**What this task involves:**
Give the number of lines in the records below that contain the word "current", and nothing more.

Stored items from a collection
************

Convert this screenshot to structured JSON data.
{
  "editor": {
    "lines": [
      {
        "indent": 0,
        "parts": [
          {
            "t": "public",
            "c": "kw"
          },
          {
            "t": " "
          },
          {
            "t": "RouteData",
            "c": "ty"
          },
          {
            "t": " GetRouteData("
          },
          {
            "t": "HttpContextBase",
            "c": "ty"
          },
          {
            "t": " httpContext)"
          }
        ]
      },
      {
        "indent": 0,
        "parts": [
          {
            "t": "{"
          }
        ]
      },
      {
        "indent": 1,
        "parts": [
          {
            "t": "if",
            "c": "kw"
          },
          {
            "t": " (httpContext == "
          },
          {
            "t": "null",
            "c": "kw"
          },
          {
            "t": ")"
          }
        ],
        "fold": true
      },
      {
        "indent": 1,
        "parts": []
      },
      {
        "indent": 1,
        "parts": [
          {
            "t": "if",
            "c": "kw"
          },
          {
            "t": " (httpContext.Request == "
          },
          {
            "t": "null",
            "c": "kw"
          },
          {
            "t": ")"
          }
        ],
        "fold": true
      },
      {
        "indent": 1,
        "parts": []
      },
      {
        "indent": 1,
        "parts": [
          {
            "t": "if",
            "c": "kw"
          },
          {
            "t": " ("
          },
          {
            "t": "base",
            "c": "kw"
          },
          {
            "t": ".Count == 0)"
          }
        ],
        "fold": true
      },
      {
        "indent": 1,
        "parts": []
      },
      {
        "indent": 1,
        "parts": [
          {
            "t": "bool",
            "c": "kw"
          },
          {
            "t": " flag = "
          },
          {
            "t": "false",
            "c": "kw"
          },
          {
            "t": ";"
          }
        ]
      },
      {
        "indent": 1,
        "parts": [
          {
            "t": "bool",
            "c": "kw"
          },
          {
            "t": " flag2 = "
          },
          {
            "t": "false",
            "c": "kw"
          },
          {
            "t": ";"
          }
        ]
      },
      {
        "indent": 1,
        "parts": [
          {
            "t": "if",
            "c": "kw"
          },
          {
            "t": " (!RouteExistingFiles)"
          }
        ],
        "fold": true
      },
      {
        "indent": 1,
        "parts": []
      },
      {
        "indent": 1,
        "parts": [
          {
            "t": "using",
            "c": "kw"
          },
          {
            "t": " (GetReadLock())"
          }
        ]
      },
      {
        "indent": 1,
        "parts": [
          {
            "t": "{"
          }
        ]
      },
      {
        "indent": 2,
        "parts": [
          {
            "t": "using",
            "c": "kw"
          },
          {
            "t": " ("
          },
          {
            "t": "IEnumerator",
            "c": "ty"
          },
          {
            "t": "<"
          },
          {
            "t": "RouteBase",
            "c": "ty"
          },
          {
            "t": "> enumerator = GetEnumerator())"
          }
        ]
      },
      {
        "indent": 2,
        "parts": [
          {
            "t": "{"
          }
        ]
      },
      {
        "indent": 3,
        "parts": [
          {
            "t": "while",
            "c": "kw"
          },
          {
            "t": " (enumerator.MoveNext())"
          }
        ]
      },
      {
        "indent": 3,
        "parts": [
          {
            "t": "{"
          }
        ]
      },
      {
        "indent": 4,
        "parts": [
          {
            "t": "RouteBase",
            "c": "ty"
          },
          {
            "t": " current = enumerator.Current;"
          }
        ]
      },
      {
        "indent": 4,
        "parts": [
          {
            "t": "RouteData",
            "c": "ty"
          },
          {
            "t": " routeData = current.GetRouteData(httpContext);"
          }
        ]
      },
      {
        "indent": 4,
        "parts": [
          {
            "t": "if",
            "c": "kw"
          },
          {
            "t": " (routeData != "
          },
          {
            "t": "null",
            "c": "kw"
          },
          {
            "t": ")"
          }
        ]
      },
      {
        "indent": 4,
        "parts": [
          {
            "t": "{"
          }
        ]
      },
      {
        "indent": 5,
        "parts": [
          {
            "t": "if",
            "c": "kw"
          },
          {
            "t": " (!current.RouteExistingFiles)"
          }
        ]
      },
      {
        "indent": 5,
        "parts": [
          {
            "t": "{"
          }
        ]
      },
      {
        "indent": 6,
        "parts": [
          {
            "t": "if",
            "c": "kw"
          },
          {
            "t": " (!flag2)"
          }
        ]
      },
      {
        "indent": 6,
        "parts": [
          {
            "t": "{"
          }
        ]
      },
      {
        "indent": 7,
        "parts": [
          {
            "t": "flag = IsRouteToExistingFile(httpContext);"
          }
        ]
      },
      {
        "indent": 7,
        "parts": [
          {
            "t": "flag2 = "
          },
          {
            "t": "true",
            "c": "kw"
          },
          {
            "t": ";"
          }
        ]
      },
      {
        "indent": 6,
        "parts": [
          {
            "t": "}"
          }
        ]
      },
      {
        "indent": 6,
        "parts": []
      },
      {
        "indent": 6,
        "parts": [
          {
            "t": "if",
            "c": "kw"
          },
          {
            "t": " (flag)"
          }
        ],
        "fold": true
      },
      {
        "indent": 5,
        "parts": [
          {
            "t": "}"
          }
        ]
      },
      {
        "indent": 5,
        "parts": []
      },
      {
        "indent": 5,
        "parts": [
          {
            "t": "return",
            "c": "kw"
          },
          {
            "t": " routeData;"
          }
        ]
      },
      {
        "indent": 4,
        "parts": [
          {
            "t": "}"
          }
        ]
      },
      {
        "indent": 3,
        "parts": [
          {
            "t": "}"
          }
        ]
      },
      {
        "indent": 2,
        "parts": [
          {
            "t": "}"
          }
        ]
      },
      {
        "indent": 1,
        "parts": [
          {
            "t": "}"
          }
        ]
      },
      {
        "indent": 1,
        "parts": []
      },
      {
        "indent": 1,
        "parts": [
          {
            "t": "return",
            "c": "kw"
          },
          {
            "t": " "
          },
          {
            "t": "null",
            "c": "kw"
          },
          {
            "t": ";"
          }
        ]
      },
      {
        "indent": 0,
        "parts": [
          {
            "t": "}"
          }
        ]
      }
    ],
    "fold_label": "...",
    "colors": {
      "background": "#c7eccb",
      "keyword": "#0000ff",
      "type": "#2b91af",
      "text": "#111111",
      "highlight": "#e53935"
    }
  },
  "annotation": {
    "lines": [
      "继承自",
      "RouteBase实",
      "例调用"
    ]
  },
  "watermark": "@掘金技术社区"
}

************

**Answer section:**
3